Also on March 30, the clinic sponsored a Wills for Heroes event in their space at Innovation Park, with Penn State Law donating space, computers, IT assistance, and other resources. More than 20 law students assisted volunteer attorneys from the Centre County Bar Association to prepare over 25 wills for veterans and first responders.
As part of the outreach of the clinic, Vollmer participated in the National Law School Veterans Clinic Consortium, of which she is a board member, mentorship chair, and membership chair. Through this organization, Vollmer mentored recently opened veterans clinics and several schools considering opening clinics, organized webinars for members, and advocated for the organization before the U.S. Senate and House Veterans and Military Affairs Subcommittee staff members. She also participated in the James E. Van Zandt Medical Center Veterans Legal Clinic on April 24, where she and Davis helped ten veterans with housing, Veterans Affairs disability, discharge upgrades, and real property issues. Additionally, Davis and Vollmer updated a chapter in an elder law treatise published by the Pennsylvania Bar Institute with new information on Veterans Affairs disability and pension law.

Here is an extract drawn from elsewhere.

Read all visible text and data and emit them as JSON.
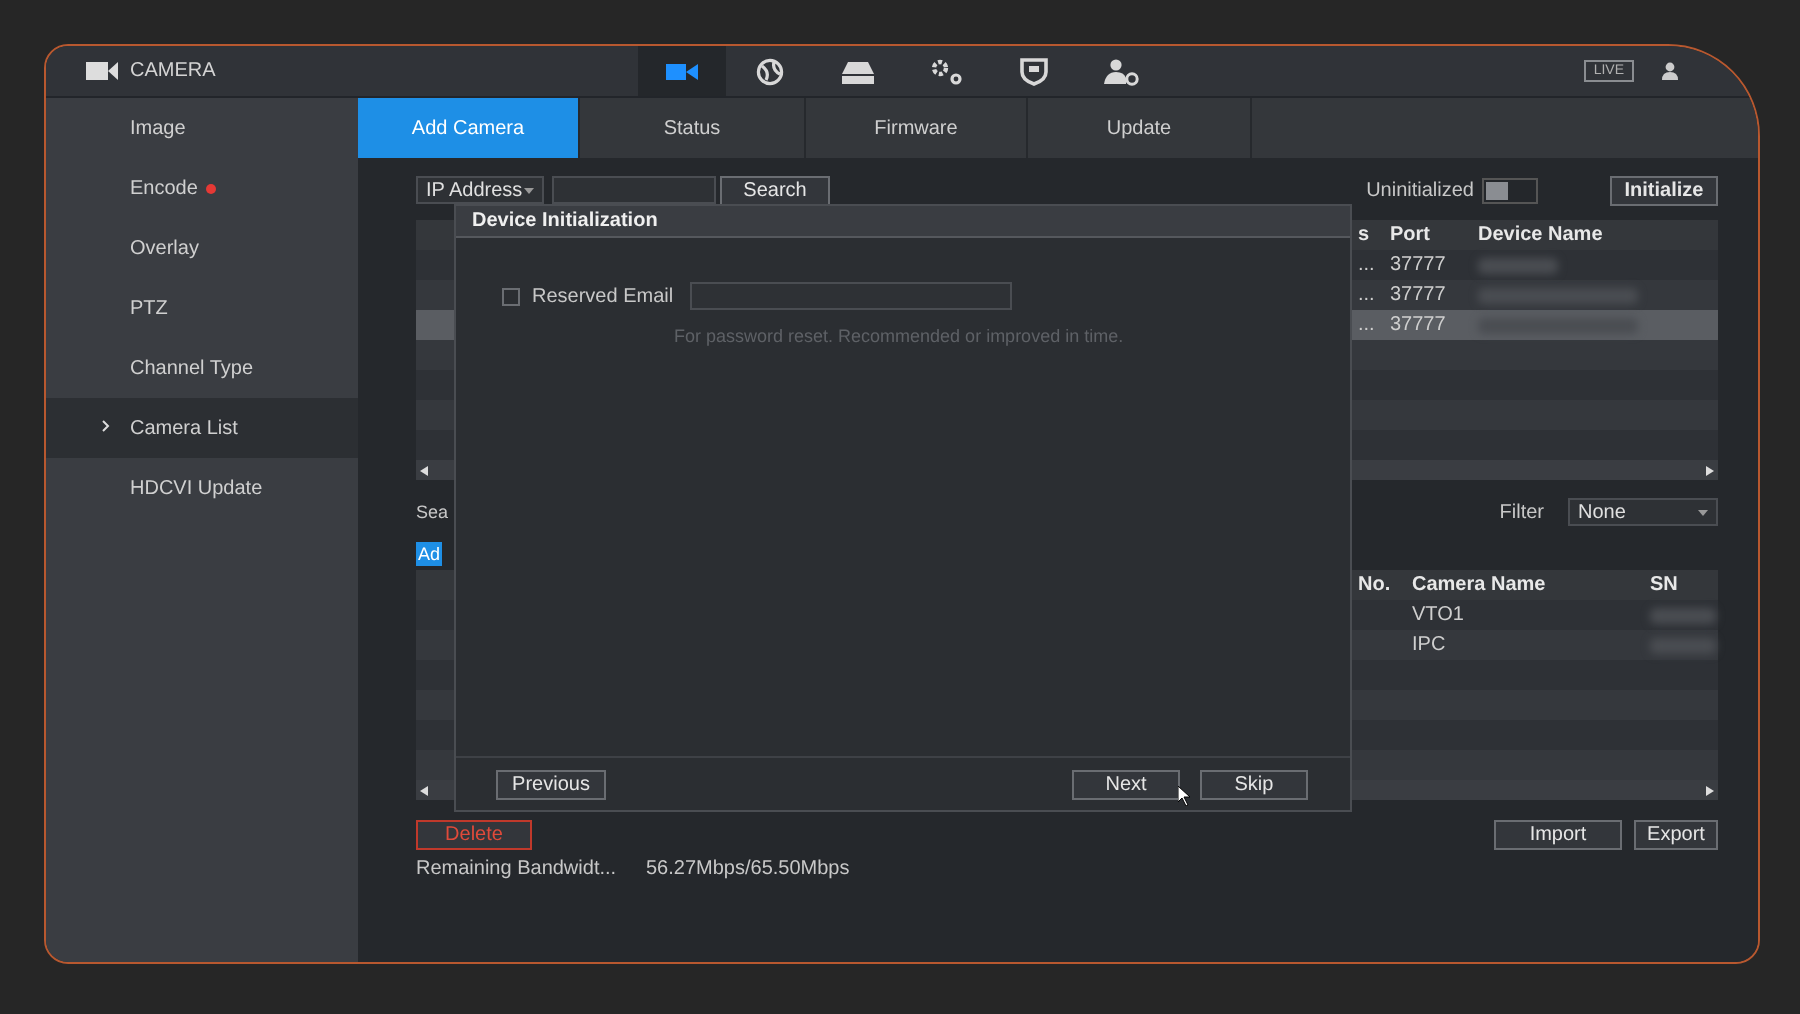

The Veterans and Servicemembers’ Legal Clinic trains Penn State Law students to provide legal representation to veterans and current service members in specialized and complex areas of statutory and regulatory law, and to advocate on behalf of veterans and those serving in the military on policy matters at both the state and federal levels. For more information on the Veterans and Servicemembers Legal Clinic, visit its website or email firstname.lastname@example.org.